WHAT YOU WILL DO: For each line in the data below that has the word "icon", copy that line.

MATERIAL FOR THIS EXERCISE:
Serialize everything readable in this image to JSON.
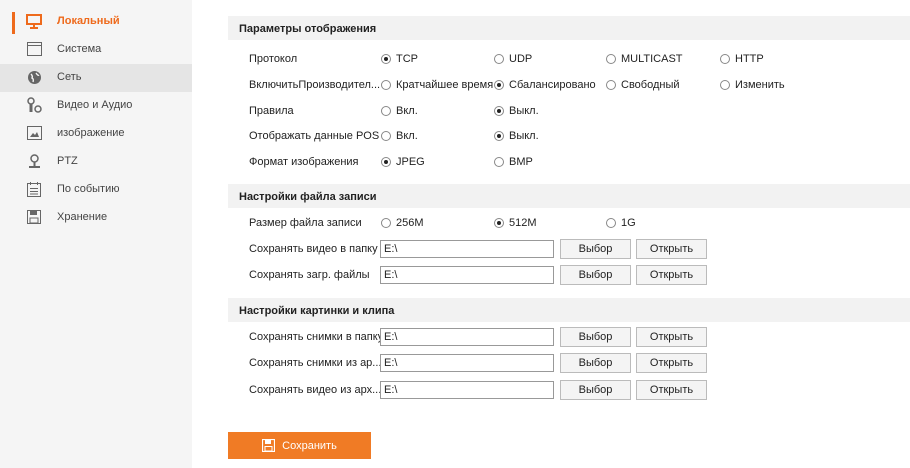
{
  "sidebar": {
    "items": [
      {
        "label": "Локальный",
        "icon": "monitor-icon"
      },
      {
        "label": "Система",
        "icon": "window-icon"
      },
      {
        "label": "Сеть",
        "icon": "globe-icon"
      },
      {
        "label": "Видео и Аудио",
        "icon": "video-audio-icon"
      },
      {
        "label": "изображение",
        "icon": "image-icon"
      },
      {
        "label": "PTZ",
        "icon": "ptz-camera-icon"
      },
      {
        "label": "По событию",
        "icon": "event-calendar-icon"
      },
      {
        "label": "Хранение",
        "icon": "floppy-disk-icon"
      }
    ],
    "active_color": "#ee6a1c"
  },
  "display": {
    "header": "Параметры отображения",
    "protocol": {
      "label": "Протокол",
      "options": [
        "TCP",
        "UDP",
        "MULTICAST",
        "HTTP"
      ],
      "selected": "TCP"
    },
    "performance": {
      "label": "ВключитьПроизводител...",
      "options": [
        "Кратчайшее время",
        "Сбалансировано",
        "Свободный",
        "Изменить"
      ],
      "selected": "Сбалансировано"
    },
    "rules": {
      "label": "Правила",
      "options": [
        "Вкл.",
        "Выкл."
      ],
      "selected": "Выкл."
    },
    "pos": {
      "label": "Отображать данные POS",
      "options": [
        "Вкл.",
        "Выкл."
      ],
      "selected": "Выкл."
    },
    "format": {
      "label": "Формат изображения",
      "options": [
        "JPEG",
        "BMP"
      ],
      "selected": "JPEG"
    }
  },
  "record": {
    "header": "Настройки файла записи",
    "size": {
      "label": "Размер файла записи",
      "options": [
        "256M",
        "512M",
        "1G"
      ],
      "selected": "512M"
    },
    "video_path": {
      "label": "Сохранять видео в папку",
      "value": "E:\\"
    },
    "download_path": {
      "label": "Сохранять загр. файлы",
      "value": "E:\\"
    }
  },
  "clip": {
    "header": "Настройки картинки и клипа",
    "snap_path": {
      "label": "Сохранять снимки в папку",
      "value": "E:\\"
    },
    "snap_archive_path": {
      "label": "Сохранять снимки из ар...",
      "value": "E:\\"
    },
    "video_archive_path": {
      "label": "Сохранять видео из арх...",
      "value": "E:\\"
    }
  },
  "buttons": {
    "choose": "Выбор",
    "open": "Открыть",
    "save": "Сохранить"
  },
  "colors": {
    "accent": "#f07b25"
  }
}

OUTPUT FOR THIS TASK:
        "icon": "monitor-icon"
        "icon": "window-icon"
        "icon": "globe-icon"
        "icon": "video-audio-icon"
        "icon": "image-icon"
        "icon": "ptz-camera-icon"
        "icon": "event-calendar-icon"
        "icon": "floppy-disk-icon"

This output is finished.